Aim of the exercise
Copy, from the entries below, each line where the word "label" can be found.

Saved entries
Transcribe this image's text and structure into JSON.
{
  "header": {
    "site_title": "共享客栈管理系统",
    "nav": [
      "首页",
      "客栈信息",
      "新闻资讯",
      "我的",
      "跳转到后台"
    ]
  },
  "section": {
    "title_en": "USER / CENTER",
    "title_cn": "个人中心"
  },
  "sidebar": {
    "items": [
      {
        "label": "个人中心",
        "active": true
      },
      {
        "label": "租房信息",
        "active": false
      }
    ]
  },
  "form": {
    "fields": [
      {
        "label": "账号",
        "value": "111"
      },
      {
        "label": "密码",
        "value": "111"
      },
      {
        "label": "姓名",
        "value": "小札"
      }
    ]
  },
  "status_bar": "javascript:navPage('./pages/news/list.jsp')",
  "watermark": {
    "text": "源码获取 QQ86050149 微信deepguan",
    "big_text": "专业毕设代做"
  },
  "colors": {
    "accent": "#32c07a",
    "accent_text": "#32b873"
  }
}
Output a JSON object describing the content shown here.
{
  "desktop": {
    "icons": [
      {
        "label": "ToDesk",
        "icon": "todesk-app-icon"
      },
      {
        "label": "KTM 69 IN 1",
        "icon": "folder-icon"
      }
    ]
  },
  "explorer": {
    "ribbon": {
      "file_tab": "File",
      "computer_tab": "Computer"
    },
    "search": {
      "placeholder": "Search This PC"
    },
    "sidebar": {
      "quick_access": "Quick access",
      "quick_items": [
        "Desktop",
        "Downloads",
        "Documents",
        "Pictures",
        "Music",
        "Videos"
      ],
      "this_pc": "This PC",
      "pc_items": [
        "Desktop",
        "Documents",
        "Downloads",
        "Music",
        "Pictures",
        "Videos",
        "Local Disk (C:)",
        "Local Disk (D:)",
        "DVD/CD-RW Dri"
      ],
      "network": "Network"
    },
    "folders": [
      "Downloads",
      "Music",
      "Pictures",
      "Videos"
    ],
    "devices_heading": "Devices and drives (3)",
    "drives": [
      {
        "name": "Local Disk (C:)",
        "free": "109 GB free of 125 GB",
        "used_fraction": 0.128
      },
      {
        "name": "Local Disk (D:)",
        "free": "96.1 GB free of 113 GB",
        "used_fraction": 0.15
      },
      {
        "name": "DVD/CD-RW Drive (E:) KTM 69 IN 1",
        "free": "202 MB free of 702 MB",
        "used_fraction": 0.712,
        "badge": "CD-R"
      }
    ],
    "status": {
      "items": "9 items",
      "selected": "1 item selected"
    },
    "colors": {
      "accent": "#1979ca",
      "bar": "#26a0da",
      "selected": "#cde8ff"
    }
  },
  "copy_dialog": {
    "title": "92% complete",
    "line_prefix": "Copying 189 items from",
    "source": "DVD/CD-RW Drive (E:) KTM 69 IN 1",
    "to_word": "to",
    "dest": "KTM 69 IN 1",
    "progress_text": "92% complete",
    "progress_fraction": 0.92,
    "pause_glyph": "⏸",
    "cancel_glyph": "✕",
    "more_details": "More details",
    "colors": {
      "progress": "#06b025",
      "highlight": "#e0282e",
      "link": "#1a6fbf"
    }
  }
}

The answer
        "label": "个人中心",
        "label": "租房信息",
        "label": "账号",
        "label": "密码",
        "label": "姓名",
        "label": "ToDesk",
        "label": "KTM 69 IN 1",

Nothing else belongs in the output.